Born in Gloucestershire, she attended school in Southampton, graduating from Bedford College, University of London, before undertaking her doctorate at Magdalen College, Oxford University. By the time of the first Dan Dare strip, she is the youngest and first female lecturer at Oxford. Now, Bedford College offered higher education for women between 1849 and 1985, becoming part of the University of London and then eventually merging with Royal Holloway, so it is perfectly feasible that Peabody could have studied chemistry there in both the real 1950s and fictional 1980s of the comic strip’s creation and imagination. However, Magdelen College, Oxford did not admit female students until 1979, so at the time of writing (1950) Peabody could not have gone there: the writers challenge barriers and expectations. I checked with the Magdalen College archivist, who told me the first woman at Magdalen to undertake a doctorate there
was probably Kate Lessells, an ornithologist who was also our first female Fellow: she became Magdalen’s first female Fellow by Examination (a postgraduate role equivalent to JRF) in 1979. She got her D.Phil in 1982, having written and defended her thesis on factors affecting family size in Canada geese.
I find this fascinating – a comic written in the 1950s reasonably accurately predicts a timeframe in the future (late 1970s and early 1980s) where women’s engagement and equality of opportunity should be a possibility. (It should be noted, of course, that although Magdalen was the last all-male place at Oxford, many women had rich and successful research careers there since they could become full members of the University in 1920. At both faculty and college levels, there were many notable female researchers at Oxford throughout the 20th Century).
The battles that Peabody regularly faces – backwards in high heels, people – echo many of the issues we experience as women in academia, or women in science, today. I also find it somewhat disconcerting that a comic character from the 1950s is, on my worst of days, the most accurate portrayal of my working life as a woman in the academy, working with technology, in 2016.

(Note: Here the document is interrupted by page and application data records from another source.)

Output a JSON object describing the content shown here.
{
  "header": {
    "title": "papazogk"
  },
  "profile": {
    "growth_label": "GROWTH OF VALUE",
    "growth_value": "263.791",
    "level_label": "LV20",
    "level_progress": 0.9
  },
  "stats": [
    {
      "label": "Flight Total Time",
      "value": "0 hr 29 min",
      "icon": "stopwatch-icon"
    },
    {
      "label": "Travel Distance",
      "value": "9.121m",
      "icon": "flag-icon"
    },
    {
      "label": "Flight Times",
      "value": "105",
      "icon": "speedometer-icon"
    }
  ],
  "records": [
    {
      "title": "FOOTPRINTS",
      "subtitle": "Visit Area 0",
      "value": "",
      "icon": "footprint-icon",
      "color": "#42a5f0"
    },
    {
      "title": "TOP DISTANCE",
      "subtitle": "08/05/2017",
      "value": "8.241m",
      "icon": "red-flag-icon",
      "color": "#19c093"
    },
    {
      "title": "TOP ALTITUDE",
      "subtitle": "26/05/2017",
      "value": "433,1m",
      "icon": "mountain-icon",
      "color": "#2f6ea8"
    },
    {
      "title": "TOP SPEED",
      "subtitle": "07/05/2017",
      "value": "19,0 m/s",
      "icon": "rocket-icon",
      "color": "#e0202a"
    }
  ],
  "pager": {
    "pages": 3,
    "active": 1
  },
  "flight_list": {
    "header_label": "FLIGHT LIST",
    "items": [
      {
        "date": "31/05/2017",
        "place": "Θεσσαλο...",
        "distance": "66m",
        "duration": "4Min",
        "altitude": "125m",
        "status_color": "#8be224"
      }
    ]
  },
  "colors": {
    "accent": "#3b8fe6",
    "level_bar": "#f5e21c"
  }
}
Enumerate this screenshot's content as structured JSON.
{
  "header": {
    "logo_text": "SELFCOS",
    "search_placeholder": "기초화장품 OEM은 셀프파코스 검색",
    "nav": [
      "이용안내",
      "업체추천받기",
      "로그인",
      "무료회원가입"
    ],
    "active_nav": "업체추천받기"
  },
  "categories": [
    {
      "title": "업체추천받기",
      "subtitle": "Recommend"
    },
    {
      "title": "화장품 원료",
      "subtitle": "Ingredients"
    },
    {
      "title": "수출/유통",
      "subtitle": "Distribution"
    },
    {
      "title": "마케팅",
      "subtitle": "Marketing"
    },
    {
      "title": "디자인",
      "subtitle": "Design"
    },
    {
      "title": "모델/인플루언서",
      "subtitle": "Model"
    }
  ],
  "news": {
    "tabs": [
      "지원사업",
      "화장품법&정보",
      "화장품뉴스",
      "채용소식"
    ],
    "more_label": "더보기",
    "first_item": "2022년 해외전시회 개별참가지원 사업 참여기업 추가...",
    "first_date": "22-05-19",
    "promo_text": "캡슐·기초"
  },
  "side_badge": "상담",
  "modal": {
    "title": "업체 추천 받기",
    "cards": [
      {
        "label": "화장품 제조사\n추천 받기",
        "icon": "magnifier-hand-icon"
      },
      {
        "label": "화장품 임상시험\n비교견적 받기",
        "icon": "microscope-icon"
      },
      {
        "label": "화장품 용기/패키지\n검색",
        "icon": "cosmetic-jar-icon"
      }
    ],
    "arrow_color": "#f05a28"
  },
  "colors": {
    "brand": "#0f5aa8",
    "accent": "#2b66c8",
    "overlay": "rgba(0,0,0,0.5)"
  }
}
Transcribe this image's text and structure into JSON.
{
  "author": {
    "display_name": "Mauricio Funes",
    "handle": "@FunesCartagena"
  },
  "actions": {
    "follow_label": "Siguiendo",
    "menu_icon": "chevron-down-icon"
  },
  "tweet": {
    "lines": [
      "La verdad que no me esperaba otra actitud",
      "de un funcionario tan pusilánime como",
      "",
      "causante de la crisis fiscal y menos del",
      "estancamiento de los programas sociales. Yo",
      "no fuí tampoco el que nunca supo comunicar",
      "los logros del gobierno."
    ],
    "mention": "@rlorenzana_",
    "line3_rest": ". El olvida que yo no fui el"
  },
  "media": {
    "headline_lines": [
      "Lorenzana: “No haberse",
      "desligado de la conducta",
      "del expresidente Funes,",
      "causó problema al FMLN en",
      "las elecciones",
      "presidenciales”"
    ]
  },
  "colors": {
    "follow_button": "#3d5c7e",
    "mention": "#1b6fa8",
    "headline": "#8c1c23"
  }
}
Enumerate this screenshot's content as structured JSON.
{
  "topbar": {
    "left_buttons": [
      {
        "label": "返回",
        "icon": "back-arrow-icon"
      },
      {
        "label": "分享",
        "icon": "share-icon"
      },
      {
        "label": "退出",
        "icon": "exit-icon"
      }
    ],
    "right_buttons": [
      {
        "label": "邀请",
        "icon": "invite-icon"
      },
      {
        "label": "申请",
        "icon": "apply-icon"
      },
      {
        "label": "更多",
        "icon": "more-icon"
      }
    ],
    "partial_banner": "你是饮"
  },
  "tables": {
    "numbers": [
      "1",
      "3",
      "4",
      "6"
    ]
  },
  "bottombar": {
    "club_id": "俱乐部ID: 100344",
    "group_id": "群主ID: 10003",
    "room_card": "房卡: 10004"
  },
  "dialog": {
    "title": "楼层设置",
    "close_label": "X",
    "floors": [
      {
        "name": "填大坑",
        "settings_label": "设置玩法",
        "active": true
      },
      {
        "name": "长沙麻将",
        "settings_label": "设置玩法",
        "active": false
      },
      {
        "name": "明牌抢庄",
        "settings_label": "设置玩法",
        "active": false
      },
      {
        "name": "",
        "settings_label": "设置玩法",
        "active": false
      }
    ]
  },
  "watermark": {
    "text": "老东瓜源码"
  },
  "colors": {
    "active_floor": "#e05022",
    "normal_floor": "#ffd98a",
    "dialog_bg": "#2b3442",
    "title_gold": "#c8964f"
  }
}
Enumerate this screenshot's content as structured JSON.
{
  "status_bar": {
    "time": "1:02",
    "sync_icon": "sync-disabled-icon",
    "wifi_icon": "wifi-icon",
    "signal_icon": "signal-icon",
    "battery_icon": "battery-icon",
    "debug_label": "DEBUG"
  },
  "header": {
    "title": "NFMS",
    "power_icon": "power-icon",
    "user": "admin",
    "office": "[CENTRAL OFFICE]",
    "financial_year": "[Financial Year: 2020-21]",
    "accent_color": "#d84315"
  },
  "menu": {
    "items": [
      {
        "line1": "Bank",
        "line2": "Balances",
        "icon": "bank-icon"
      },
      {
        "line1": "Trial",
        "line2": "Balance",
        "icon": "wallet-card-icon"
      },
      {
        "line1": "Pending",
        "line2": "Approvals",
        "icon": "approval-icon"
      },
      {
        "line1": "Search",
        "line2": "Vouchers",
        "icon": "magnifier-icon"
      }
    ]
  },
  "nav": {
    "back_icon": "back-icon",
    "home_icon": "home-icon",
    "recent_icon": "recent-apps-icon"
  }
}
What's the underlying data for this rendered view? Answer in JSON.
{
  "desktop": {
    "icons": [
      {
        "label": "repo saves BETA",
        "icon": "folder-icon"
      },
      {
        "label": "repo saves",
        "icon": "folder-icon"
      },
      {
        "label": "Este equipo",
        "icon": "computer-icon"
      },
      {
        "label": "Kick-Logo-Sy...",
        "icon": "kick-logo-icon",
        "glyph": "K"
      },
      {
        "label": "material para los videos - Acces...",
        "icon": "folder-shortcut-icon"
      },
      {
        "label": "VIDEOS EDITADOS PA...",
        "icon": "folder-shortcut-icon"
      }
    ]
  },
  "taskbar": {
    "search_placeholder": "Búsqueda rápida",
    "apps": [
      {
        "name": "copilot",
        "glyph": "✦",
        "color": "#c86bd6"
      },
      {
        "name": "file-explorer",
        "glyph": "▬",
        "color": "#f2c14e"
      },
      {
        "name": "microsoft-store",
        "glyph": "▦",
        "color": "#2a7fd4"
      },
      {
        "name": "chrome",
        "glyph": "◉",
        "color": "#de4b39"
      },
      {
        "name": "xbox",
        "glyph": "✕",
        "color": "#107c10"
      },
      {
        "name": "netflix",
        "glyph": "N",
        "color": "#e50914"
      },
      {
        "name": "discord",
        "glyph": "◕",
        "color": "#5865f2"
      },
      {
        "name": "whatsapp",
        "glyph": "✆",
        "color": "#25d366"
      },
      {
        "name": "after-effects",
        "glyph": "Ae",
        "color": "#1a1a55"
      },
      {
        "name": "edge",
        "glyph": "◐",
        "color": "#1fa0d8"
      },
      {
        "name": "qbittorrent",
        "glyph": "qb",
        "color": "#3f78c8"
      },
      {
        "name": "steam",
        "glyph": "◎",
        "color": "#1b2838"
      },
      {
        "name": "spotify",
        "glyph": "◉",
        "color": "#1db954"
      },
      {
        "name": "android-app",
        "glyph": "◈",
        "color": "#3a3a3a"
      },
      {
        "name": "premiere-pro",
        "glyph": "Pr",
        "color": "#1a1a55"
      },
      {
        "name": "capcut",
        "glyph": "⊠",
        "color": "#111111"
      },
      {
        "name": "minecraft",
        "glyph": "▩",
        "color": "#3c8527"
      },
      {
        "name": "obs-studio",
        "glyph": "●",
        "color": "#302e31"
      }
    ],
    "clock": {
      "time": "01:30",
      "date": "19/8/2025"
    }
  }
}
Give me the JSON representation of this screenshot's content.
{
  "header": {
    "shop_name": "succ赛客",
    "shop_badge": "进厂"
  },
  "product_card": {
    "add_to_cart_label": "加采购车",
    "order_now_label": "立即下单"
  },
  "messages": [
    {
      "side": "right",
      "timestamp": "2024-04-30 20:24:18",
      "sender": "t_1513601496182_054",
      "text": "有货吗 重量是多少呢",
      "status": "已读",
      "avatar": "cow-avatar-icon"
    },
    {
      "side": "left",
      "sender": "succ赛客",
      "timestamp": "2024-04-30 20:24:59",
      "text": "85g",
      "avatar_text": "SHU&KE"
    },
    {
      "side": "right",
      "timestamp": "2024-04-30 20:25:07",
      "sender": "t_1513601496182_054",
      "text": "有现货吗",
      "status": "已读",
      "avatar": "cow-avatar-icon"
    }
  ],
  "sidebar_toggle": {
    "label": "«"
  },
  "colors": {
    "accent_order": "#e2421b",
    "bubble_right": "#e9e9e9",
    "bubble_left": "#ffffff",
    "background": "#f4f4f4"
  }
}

Peabody is a trailblazer. The circulation of the Eagle, at its highest in the 1950s, was around one million copies sold per week (giving an expected readership of double or triple that). The potential influence of her character in showing a brave, skilled, women of intellectual heft, should not be underestimated. However, she is an outlier: I have not found another illustrated female academic in children’s literature who is so fully drawn, so considered, so concretely placed to challenge, again and again, the perception of women’s place in science and technology, representing a hopeful but hard won equality in the academy.
I have to confess I’m a little bit in love with Professor Peabody: Ada Lovelace Day is the perfect opportunity to introduce others to her, too.
Le Guin, (1975). American SF and the Other. Science Fiction Studies, Vol 2. Part 3, November 1975.
Vince, A. (1994). The Frank Hampson Interview. Cambridge, UK. Astral Publications in association with the Eagle Society. Quoted in Jones, D., and Watkins, T. (2000), A necessary fantasy?: the heroic figure in children’s popular culture, Routledge.
P. S. Let’s save the arguments over whether comics are children’s literature for another day…